From the listing below, extract each line containing the string "blocked".

+++ Given entries +++

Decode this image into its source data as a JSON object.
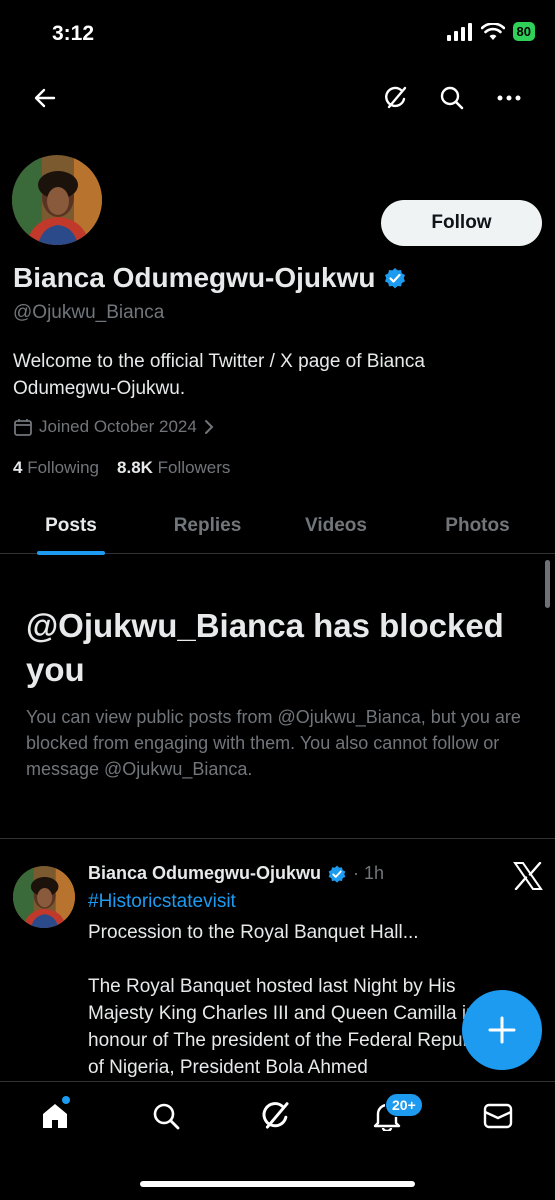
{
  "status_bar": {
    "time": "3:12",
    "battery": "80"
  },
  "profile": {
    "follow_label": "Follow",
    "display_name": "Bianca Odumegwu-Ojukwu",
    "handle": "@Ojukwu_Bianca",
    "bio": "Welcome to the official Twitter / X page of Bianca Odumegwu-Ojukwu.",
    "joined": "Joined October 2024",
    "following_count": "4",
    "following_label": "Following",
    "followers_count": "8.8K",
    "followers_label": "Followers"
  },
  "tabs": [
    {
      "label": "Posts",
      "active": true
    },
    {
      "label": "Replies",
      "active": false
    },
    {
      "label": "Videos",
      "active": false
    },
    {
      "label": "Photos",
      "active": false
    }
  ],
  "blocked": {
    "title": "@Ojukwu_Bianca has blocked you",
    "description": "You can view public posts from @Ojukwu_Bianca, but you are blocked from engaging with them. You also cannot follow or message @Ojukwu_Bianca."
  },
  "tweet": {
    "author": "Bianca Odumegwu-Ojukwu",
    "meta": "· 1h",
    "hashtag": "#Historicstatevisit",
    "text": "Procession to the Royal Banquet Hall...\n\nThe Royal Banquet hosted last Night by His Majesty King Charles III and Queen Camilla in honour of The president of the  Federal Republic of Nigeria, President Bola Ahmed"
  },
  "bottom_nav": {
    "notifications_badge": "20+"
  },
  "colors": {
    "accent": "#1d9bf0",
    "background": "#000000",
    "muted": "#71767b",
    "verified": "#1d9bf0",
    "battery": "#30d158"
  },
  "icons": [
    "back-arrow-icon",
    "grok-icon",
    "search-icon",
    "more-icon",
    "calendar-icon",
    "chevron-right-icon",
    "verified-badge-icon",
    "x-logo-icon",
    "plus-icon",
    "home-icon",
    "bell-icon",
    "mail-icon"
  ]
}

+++

> **Task solution**:
  "blocked": {
    "title": "@Ojukwu_Bianca has blocked you",
    "description": "You can view public posts from @Ojukwu_Bianca, but you are blocked from engaging with them. You also cannot follow or message @Ojukwu_Bianca."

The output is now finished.